Task prompt:
Say how many lines in the entries below mention "dados", with no other words.

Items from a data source
++++

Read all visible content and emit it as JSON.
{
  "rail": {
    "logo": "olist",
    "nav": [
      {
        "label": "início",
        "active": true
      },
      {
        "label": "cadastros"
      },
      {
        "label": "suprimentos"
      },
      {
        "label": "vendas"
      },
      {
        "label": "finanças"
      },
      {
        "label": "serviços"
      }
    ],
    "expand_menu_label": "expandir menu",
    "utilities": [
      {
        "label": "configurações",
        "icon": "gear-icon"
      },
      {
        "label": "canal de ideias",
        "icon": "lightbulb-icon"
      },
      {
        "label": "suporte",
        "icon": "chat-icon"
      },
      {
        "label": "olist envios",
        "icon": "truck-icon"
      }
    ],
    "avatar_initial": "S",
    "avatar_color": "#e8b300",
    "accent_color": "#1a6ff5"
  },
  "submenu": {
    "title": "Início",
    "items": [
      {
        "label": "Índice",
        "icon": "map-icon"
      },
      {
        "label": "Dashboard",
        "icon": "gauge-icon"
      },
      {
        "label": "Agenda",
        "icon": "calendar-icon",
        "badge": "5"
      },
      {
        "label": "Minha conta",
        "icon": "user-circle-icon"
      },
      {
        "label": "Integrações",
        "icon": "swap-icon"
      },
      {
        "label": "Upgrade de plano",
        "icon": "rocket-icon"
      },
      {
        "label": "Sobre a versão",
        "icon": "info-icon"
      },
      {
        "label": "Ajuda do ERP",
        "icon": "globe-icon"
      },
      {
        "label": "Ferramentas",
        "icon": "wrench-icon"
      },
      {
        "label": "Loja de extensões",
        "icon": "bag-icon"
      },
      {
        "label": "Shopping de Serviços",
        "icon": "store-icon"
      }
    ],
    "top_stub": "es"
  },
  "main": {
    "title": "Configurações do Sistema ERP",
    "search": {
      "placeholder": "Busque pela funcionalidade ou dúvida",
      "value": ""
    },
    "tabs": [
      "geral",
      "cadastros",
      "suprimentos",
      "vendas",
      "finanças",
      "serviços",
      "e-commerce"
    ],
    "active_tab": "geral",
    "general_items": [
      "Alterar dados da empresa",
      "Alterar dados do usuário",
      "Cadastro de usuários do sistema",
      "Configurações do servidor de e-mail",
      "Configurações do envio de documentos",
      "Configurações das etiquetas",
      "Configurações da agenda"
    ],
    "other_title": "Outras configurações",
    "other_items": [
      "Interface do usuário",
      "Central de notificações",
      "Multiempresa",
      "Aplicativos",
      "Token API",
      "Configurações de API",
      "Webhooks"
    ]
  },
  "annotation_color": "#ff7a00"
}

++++

Solution to this problem:
2